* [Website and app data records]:

------------------------

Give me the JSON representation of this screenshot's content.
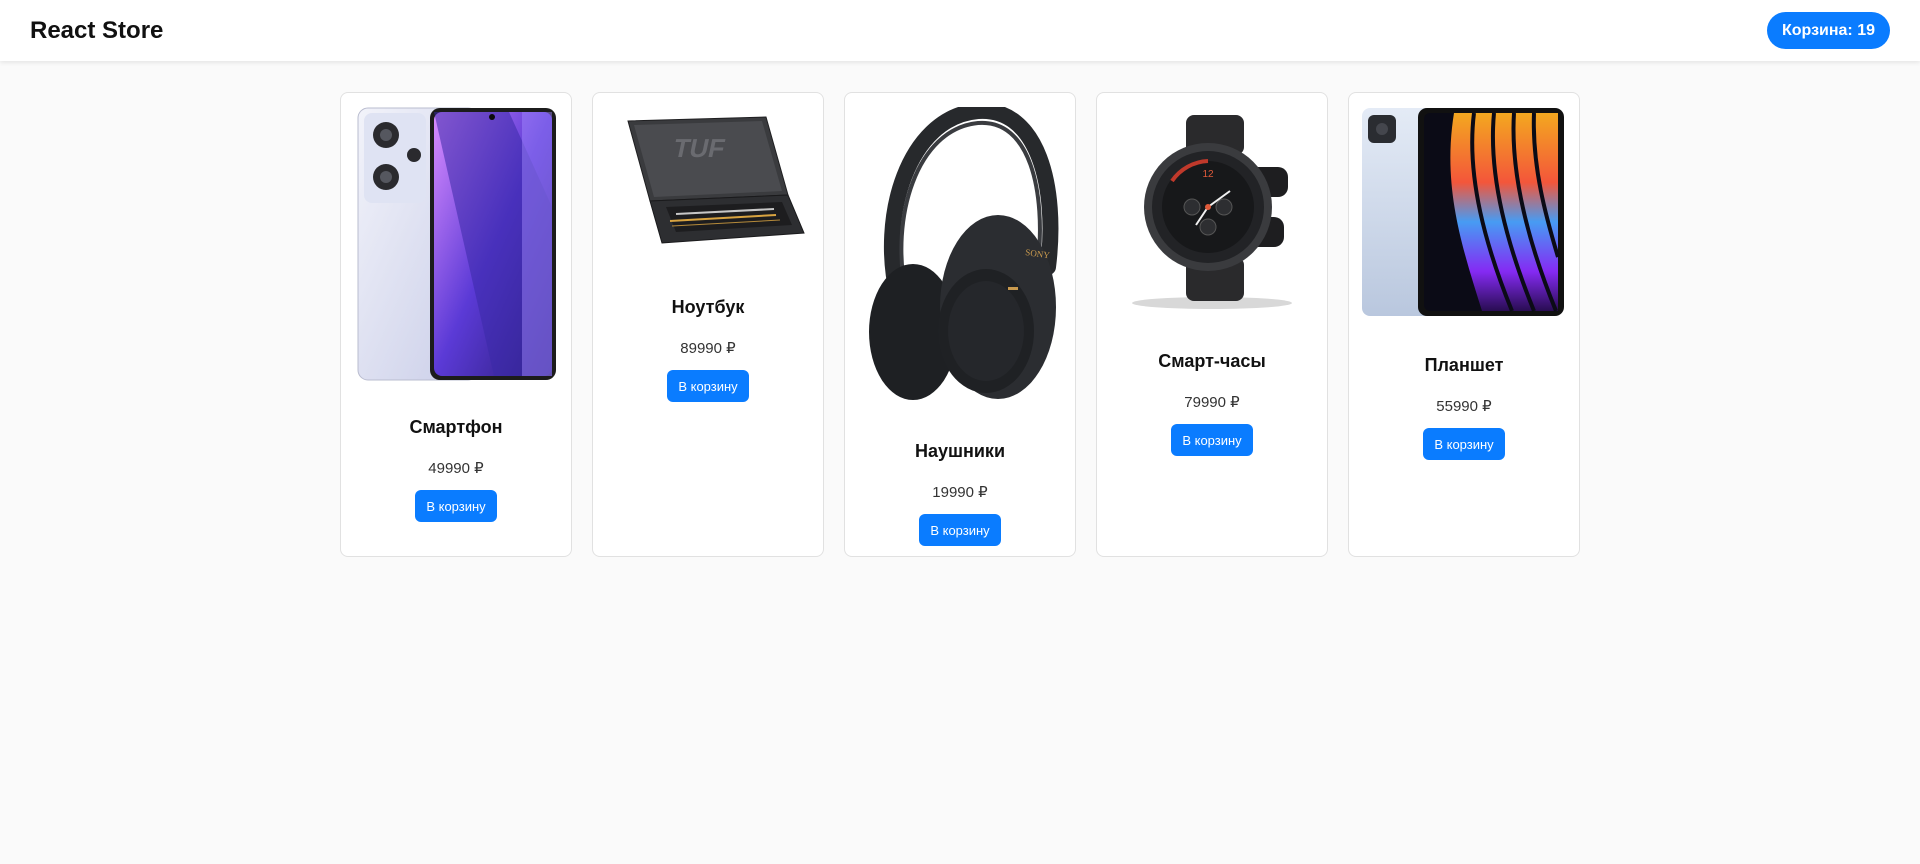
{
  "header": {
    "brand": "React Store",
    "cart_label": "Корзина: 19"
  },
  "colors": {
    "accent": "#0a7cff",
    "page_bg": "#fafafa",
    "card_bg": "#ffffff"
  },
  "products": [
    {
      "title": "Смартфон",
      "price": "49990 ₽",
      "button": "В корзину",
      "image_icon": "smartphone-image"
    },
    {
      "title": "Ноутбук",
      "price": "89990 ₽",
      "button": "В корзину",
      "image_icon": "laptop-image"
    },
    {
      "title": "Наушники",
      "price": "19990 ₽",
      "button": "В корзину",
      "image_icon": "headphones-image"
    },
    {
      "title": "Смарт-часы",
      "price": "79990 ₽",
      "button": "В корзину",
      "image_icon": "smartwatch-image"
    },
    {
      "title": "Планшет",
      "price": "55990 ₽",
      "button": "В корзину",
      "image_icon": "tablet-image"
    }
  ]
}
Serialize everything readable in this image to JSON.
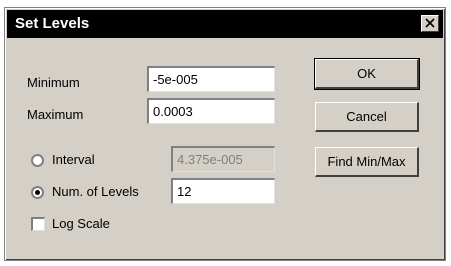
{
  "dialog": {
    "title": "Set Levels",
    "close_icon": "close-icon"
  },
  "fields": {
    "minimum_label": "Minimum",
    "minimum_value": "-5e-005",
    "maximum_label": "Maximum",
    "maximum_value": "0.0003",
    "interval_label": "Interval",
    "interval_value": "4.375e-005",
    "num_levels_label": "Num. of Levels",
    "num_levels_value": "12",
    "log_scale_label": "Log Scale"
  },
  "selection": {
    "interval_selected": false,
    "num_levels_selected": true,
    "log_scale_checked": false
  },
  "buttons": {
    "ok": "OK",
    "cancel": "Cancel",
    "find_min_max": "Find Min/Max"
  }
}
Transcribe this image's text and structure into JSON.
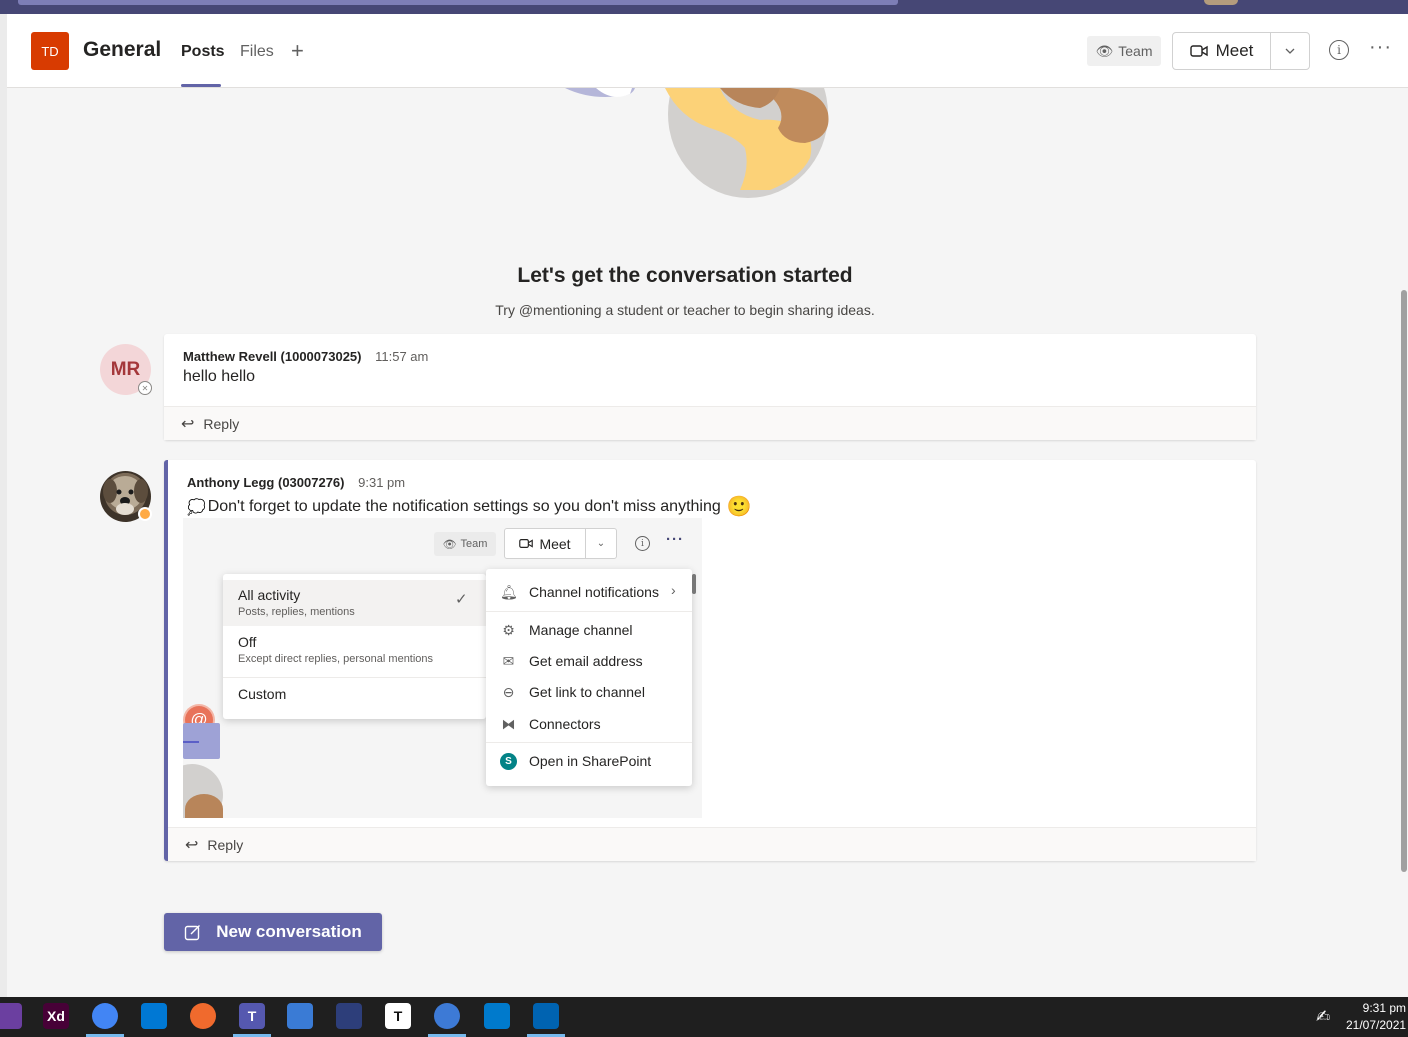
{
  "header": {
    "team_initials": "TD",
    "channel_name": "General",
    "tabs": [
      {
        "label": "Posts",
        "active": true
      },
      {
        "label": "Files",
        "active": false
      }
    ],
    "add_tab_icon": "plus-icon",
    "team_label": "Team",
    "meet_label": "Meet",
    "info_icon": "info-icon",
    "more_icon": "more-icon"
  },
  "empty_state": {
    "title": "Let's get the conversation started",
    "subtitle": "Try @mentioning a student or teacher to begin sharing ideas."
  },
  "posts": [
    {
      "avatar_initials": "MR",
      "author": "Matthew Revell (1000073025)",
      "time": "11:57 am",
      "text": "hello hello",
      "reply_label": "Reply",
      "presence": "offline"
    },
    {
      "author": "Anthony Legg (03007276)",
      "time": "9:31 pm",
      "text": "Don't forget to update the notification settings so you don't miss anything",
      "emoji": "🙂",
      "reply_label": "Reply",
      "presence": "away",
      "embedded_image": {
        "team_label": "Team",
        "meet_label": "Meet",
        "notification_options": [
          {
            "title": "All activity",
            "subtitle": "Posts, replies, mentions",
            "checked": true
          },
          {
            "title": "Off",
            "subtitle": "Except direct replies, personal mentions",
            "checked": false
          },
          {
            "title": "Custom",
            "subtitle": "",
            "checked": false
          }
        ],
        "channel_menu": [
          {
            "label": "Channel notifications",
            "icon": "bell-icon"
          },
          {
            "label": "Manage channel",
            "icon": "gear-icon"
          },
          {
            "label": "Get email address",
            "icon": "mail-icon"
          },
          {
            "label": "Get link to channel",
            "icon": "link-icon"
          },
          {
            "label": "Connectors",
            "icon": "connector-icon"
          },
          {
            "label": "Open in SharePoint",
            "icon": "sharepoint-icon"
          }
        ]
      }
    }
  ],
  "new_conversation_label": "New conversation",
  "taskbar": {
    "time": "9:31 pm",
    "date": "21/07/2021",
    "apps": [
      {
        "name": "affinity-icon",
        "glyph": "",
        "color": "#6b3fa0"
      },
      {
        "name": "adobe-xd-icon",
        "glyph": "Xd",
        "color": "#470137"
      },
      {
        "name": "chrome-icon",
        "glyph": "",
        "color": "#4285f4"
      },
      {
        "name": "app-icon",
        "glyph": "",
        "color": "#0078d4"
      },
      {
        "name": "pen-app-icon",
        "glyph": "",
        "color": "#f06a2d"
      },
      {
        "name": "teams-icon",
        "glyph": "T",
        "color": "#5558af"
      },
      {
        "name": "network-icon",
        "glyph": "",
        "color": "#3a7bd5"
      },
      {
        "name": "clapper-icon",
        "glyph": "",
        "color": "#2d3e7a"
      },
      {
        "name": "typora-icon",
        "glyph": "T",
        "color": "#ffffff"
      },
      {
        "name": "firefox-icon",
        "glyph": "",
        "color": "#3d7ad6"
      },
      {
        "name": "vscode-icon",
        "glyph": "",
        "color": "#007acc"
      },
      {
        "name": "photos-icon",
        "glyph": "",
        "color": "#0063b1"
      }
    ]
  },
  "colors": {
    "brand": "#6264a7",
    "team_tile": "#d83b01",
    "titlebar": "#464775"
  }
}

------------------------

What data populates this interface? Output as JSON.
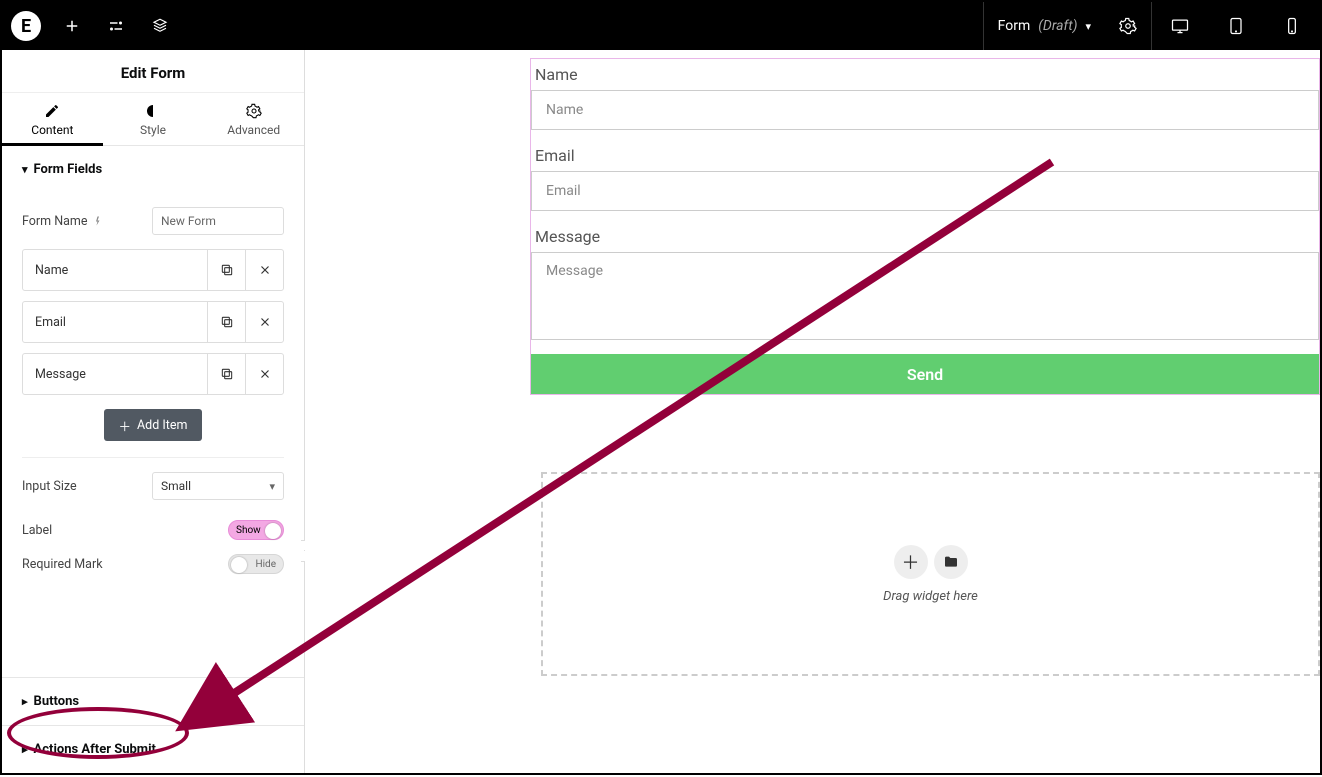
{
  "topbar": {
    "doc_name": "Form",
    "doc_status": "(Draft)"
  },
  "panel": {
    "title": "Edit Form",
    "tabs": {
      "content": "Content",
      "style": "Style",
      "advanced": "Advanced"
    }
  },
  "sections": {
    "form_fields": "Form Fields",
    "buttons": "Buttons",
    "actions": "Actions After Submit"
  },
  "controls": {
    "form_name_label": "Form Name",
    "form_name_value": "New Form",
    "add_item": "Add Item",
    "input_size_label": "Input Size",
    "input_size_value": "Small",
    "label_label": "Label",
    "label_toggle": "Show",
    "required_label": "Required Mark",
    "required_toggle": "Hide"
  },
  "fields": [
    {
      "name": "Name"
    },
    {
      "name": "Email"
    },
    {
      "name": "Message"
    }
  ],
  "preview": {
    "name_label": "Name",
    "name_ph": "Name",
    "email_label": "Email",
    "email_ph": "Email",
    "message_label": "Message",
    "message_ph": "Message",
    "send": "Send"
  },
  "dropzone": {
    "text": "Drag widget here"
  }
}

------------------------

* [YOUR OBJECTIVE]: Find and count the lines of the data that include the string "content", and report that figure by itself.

* [REPLY TO THE TASK]: 2